Chicago charges airlines a tax of 5 cents per gallon on jet fuel. The airlines must also pay state and local sales taxes on the fuel they buy at Chicago airports.
Johnson has proposed hiking the tax on jet fuel by enough to raise $98 million. His campaign platform says the tax would make “the big airlines pay for polluting the air in our neighborhoods.”
The proposal is sure to face pushback from airlines, including Chicago-based United, who — like hotel operators — say Chicago and Illinois already combine for some of the highest fuel taxes in the nation, and that any hike in taxes would be passed on to passengers.
Johnson’s proposed hike may also be hampered by an obscure federal law that requires any money raised from state or local fuel taxes to be spent on aviation-related costs. Otherwise, the city could risk losing out on critical grants from the U.S. Department of Transportation.
Airline officials point to the legal restriction as a reason for why jet fuel taxes were carved out of Chicago’s 2020 push to raise gasoline taxes.
‘Regularizing’ TIF surpluses
Lightfoot has repeatedly leaned on excess revenue from the city’s overflowing tax-increment financing (TIF) funds to close the city’s annual budget gaps. Johnson’s platform calls to “regularize” TIF surplus declarations, saying a change in the process could “result in $100 million in excess funds.”
TIF allows the city to freeze property tax collections within specific districts and send additional tax dollars directly into a fund to bankroll capital projects. Last year, Lightfoot declared a more than $300 million surplus in unspent money from TIF funds. The city of Chicago only reaped about one-quarter of those funds, with the rest going to Chicago Public Schools, Cook County and other taxing bodies.
TIF districts are on track to absorb increasing sums of money each year as property assessments climb, especially following the City Council’s move last year to approve 12-year extensions for a handful of the city’s most lucrative districts.
Chicago’s Office of Budget and Management has no formal or public process for deciding how large a TIF surplus to declare. But Johnson’s campaign has not specified how a more formal process would lead the city to collect more money than it already does.

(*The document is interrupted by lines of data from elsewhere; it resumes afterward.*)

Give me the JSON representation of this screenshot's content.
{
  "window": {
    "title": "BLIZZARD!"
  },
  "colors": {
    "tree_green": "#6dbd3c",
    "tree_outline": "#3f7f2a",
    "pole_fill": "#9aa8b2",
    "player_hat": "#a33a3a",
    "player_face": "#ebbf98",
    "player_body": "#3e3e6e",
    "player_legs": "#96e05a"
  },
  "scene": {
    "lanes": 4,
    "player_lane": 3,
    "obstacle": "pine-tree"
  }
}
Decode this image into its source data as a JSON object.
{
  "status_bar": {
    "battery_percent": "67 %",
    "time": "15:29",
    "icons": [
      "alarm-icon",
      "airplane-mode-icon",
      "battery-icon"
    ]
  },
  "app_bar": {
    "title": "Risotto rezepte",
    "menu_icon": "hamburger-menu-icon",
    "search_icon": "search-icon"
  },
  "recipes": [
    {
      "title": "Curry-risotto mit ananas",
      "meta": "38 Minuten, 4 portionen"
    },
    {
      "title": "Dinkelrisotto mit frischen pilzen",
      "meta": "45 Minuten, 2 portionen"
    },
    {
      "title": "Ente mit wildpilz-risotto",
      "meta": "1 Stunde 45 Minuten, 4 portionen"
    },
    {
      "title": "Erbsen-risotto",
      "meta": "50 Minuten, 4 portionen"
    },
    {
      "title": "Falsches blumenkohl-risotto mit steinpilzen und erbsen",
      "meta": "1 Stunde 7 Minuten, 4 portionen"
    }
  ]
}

A spokesperson for Johnson did not respond to requests for more details on his revenue-raising plans.